Exercise directions:
Among the entries that follow, some lines contain the word "request". Show all of them.

Supplied data:

+---+

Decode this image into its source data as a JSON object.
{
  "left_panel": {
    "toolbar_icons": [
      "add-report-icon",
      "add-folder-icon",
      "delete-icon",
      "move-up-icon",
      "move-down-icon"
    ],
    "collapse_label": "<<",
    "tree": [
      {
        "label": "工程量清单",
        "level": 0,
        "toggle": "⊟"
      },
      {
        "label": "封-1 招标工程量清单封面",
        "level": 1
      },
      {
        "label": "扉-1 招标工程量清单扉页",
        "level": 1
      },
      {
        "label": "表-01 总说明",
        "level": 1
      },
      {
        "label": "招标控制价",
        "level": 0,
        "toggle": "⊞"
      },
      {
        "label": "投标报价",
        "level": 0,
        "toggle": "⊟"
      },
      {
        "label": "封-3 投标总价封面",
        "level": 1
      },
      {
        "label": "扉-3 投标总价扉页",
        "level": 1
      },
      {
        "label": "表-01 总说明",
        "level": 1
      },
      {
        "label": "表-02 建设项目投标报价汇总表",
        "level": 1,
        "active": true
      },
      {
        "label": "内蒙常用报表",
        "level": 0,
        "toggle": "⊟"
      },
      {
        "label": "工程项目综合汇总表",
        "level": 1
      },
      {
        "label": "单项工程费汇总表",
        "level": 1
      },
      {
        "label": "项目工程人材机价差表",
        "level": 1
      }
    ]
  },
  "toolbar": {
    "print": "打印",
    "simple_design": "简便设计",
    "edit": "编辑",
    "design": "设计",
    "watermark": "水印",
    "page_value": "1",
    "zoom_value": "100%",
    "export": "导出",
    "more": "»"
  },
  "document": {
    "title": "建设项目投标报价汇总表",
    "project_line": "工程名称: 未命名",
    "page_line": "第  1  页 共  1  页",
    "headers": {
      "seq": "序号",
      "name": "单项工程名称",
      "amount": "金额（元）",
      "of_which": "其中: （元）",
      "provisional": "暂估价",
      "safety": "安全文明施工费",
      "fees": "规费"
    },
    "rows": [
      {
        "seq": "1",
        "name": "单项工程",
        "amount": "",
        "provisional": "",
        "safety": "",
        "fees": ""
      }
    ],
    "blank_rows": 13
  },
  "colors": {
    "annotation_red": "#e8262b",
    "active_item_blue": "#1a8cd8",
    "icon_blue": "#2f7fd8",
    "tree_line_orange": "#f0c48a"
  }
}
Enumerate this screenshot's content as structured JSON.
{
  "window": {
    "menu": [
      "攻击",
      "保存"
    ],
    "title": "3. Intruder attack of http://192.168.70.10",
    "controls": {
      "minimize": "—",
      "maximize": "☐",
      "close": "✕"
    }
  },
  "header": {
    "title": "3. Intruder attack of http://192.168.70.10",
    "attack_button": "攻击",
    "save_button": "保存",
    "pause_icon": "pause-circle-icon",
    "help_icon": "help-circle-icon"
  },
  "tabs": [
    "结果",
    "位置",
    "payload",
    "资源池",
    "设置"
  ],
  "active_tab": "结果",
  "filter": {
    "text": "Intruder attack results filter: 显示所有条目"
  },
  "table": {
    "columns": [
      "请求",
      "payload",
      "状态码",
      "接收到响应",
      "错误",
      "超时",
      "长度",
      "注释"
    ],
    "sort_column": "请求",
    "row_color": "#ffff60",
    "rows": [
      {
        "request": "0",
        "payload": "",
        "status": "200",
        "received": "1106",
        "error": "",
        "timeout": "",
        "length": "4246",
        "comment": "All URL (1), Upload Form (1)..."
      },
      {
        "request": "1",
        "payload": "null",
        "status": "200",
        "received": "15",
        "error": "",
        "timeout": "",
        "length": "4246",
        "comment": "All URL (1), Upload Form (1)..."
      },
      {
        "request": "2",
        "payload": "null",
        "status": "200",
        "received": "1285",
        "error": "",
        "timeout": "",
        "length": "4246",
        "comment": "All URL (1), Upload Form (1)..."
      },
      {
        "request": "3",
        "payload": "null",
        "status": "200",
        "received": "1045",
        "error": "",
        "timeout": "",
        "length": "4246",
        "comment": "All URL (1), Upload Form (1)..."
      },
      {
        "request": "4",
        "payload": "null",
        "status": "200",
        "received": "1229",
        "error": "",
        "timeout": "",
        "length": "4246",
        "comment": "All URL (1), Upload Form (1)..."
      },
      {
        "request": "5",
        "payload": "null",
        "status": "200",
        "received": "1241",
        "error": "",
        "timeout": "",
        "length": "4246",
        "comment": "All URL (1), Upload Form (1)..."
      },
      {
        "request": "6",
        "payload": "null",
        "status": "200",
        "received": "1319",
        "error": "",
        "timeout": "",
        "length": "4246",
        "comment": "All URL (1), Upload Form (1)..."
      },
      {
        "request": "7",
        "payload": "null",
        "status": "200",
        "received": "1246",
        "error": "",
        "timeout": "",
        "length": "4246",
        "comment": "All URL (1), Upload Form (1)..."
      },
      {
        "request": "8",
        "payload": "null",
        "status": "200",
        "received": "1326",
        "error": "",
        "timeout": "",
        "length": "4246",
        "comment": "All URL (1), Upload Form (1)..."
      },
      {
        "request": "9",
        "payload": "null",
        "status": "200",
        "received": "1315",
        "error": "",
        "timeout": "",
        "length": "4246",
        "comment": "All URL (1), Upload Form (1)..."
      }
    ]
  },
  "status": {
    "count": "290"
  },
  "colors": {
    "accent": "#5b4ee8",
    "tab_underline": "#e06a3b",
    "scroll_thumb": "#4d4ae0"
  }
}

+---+

Output for this task:
        "request": "0",
        "request": "1",
        "request": "2",
        "request": "3",
        "request": "4",
        "request": "5",
        "request": "6",
        "request": "7",
        "request": "8",
        "request": "9",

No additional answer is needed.